As a college student living in the international dorm, I should have been studying my Parisian roomie's eating habits instead of just coveting her style. In nations with low obesity rates, women know how to eat right and enjoy every bite. "The diets they follow often place an emphasis on whole grains and legumes and use meat sparingly," says Daphne Miller, MD, the author of The Jungle Effect: The Healthiest Diets from Around the World. They're a far cry from the typical U.S. diet, a processed, produce-deficient carb-fest. Although I can no longer use the excuse that I'm a broke college student, I still live on lattes, burgers, and apple cobbler. So I embarked on a 30-day culinary experiment, borrowing secrets from some of the world's healthiest places to slim my 170-pound frame.
Whether you already suffer from known intolerances and toxic reactions to gluten or you're proactively looking to improve your overall health, avoiding the infamous grain protein altogether may seem a bit daunting at first -- but only at first.
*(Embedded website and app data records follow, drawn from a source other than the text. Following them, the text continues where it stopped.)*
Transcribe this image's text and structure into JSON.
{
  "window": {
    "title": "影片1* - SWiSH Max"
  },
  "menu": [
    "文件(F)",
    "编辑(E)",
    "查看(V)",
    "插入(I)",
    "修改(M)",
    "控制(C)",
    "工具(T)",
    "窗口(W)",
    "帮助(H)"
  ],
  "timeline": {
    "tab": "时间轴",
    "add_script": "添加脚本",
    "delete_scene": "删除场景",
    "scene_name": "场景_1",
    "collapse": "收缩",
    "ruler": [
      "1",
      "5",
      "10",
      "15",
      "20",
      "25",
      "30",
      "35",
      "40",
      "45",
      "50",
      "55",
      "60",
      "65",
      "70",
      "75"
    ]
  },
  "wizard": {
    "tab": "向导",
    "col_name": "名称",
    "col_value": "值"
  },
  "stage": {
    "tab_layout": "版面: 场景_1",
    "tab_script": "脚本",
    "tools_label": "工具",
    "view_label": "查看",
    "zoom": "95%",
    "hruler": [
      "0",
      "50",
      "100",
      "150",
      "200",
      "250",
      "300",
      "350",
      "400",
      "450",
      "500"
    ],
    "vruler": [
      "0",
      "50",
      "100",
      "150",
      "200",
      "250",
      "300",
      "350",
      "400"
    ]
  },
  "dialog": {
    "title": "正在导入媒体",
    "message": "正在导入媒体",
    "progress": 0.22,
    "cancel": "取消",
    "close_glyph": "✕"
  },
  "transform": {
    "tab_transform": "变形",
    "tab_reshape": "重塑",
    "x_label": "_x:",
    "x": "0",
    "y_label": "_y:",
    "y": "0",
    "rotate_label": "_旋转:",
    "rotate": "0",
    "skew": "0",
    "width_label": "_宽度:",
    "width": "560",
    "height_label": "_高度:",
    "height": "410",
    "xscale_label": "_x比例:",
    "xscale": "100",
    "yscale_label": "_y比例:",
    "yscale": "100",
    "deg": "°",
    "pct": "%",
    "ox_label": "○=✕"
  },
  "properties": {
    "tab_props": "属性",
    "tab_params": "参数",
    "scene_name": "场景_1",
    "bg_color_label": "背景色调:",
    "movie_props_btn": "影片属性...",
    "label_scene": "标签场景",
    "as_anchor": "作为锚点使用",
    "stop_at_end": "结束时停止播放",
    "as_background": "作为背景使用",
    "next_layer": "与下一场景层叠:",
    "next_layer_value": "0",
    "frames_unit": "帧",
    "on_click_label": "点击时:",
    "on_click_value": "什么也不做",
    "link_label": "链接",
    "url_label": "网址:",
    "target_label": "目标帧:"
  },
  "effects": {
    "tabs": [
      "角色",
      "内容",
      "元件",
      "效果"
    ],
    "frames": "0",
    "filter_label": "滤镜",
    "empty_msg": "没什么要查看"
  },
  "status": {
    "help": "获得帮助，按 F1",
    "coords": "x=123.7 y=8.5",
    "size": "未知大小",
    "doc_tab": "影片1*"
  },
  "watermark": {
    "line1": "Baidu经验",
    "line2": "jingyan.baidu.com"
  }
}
As greater numbers of consumers begin to educate themselves and take responsibility for their own health, rather than trusting in the failing patterns of conventional Western medicine, alternatives not only abound, but are becoming increasingly creative in approach.
Medical nutrition scientists have written volumes that show how the nutrients from the foods we eat daily alter our genetic structure as well as the metabolism of every one of the trillions of cells in our body. Neurons in the brain are particularly susceptible to an accurately-delivered array of nutrients and critical omega-3 fats to help maintain memory, spatial learning and cognitive function.
Now, researchers at the Stanford University School of Medicine have discovered that focusing on changing exercise and diet at the same time gives a bigger boost than tackling them sequentially. They also found that focusing on changing diet first — an approach that many weight-loss programs advocate — may actually interfere with establishing a consistent exercise routine.
Sara Avant Stover, founder of The Way of the Happy Woman, has this to say about Premenstrual Syndrome: "PMS ... is the first domino that goes down before the rest of them tumble. Another way that you can think of PMS is as a warning bell."
The results of a trial described online on February 25, 2013 in the New England Journal of Medicine indicate a protective effect for a Mediterranean diet against the risk of experiencing heart attack, stroke or death from cardiovascular causes among older adults at high cardiovascular risk. A Mediterranean diet, which is high in fruit, vegetables, fish, legumes, nuts and olive oil, has been associated with a lower risk of cardiovascular disease and premature death in several studies of its adherents.
What does it take to disabuse the majority of food consumers that a no or low fat diet is actually unhealthy. There have been conventional cardiologists who've recently asserted that we need healthy fats to maintain good cardiovascular health.
Many people today still adhere to the misguided belief that nearly all fats are bad, and that the best way to stay slim and healthy is to cut fats, whenever possible, from your diet. On the contrary, fats are an absolutely vital component of any healthy diet as they aid in the absorption of fat-soluble vitamins and minerals, as well as feed the brain, heart, liver, lungs, bones, cells and nervous system the nutrients they need to function properly.